→ **Exercise directions**
If a line in the listing includes the word "Miete", copy it out.

◆ ◆ ◆

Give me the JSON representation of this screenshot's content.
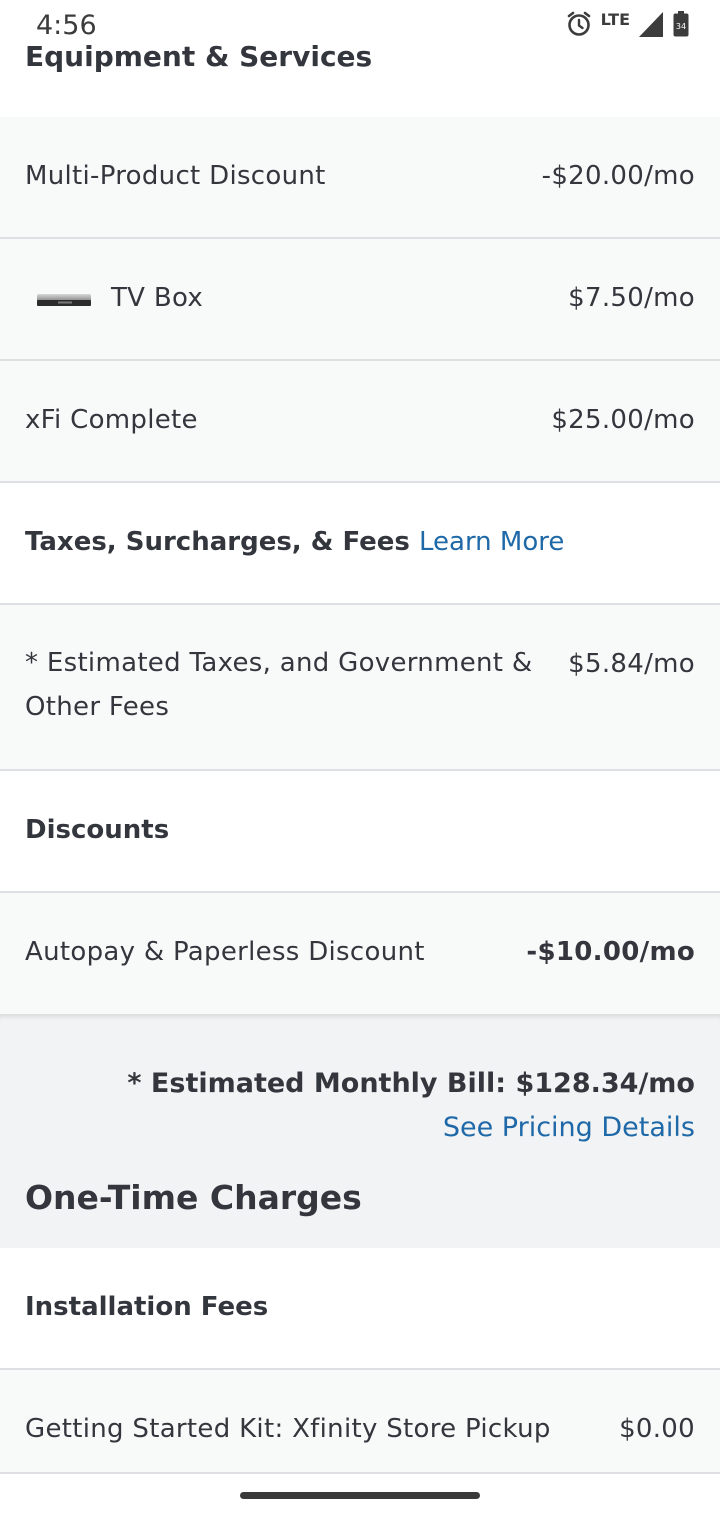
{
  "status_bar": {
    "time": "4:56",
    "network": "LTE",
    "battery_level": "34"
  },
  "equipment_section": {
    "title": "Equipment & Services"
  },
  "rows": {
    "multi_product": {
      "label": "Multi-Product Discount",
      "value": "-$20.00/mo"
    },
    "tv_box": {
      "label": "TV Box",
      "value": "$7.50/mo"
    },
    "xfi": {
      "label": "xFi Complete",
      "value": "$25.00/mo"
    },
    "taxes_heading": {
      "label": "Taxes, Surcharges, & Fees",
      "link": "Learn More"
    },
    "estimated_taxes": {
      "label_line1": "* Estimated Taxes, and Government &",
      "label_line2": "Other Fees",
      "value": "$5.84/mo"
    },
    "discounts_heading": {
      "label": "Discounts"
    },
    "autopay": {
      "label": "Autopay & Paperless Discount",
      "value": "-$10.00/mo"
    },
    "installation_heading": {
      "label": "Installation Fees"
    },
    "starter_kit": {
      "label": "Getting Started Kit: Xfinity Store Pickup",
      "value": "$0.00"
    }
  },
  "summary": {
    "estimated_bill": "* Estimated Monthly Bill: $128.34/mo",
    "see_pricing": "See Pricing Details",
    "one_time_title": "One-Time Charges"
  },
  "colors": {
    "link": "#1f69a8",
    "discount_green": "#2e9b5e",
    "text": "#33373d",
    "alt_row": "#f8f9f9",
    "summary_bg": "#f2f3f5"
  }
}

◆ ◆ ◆

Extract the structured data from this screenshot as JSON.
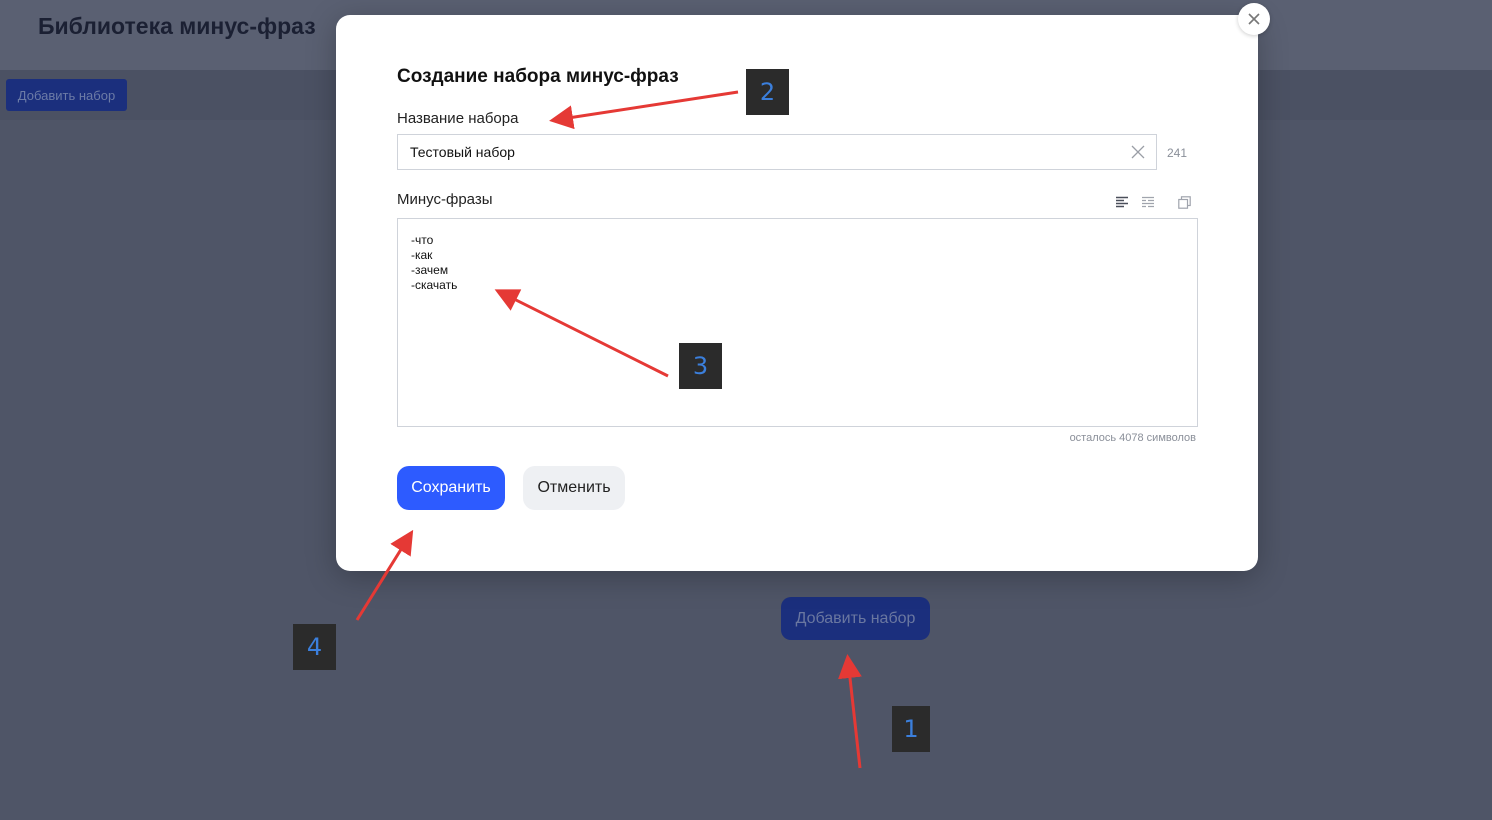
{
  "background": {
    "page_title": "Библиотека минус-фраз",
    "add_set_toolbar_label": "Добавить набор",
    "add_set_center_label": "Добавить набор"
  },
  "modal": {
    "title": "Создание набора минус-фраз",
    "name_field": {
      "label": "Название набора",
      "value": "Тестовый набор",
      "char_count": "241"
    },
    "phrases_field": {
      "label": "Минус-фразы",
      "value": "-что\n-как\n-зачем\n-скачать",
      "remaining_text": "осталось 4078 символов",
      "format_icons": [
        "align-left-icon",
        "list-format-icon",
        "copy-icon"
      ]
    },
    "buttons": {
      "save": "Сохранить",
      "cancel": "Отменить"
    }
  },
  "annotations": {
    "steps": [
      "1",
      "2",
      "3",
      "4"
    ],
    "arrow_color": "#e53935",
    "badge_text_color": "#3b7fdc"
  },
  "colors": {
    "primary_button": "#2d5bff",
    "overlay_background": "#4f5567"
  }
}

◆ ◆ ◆

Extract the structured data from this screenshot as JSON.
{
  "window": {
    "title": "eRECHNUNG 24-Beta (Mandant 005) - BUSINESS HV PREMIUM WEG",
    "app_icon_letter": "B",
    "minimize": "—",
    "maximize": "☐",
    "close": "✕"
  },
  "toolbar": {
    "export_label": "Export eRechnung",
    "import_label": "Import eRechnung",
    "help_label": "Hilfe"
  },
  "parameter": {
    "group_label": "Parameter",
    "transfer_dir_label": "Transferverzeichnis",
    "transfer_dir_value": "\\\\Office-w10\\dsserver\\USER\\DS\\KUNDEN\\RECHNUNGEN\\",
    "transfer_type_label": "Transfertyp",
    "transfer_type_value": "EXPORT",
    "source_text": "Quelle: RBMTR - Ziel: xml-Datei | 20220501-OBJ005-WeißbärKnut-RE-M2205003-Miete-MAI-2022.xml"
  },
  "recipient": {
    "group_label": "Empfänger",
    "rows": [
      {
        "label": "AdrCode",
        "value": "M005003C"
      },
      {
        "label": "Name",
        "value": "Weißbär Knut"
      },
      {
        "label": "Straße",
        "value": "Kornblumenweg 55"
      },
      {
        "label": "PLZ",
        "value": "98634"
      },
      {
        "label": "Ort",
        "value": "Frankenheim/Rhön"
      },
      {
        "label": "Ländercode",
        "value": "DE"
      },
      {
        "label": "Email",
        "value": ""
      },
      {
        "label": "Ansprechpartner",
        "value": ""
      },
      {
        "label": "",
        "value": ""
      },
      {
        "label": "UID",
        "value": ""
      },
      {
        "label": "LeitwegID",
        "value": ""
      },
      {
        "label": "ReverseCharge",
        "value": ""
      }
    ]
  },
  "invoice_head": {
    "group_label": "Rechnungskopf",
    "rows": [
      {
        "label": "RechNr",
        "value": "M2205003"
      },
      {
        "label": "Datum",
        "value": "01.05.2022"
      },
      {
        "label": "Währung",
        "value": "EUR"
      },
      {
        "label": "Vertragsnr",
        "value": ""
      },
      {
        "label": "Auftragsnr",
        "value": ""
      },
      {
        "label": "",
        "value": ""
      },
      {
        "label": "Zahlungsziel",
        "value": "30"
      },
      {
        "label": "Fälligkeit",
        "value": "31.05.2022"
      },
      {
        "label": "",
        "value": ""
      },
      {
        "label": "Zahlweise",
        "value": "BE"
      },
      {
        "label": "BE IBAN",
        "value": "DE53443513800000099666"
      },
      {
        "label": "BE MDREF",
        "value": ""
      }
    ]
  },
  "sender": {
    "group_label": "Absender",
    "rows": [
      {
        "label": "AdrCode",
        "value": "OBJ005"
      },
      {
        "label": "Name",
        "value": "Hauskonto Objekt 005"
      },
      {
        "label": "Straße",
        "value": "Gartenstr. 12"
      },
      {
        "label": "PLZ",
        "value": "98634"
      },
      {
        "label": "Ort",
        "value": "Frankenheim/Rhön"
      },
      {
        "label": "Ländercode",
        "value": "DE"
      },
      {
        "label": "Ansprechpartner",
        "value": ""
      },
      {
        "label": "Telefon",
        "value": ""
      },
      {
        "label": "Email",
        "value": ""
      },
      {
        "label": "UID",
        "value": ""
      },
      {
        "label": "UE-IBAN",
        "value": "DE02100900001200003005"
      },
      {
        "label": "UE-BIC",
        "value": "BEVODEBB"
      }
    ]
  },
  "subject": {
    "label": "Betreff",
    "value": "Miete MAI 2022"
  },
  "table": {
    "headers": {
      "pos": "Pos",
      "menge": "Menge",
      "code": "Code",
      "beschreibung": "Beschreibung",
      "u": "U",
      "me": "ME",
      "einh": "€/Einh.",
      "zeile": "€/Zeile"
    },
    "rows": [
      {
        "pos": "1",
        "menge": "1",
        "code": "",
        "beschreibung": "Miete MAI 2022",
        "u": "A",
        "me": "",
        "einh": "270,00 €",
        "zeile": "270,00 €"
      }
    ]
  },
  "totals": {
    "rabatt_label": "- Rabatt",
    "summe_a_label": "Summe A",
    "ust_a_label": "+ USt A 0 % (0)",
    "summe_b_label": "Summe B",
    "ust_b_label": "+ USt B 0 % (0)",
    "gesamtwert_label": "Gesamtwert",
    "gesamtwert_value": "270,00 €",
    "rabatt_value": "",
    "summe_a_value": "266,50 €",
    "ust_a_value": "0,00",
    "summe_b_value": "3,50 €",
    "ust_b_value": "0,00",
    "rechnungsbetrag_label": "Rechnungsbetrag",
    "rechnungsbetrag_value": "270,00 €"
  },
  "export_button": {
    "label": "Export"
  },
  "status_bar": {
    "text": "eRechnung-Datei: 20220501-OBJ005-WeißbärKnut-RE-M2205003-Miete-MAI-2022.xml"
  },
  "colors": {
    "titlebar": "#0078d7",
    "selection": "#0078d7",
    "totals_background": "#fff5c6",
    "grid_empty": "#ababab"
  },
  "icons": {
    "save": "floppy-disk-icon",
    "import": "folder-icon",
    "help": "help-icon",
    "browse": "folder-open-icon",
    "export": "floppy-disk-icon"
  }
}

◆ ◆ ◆

→ **Written answer**
    "source_text": "Quelle: RBMTR - Ziel: xml-Datei | 20220501-OBJ005-WeißbärKnut-RE-M2205003-Miete-MAI-2022.xml"
    "value": "Miete MAI 2022"
        "beschreibung": "Miete MAI 2022",
    "text": "eRechnung-Datei: 20220501-OBJ005-WeißbärKnut-RE-M2205003-Miete-MAI-2022.xml"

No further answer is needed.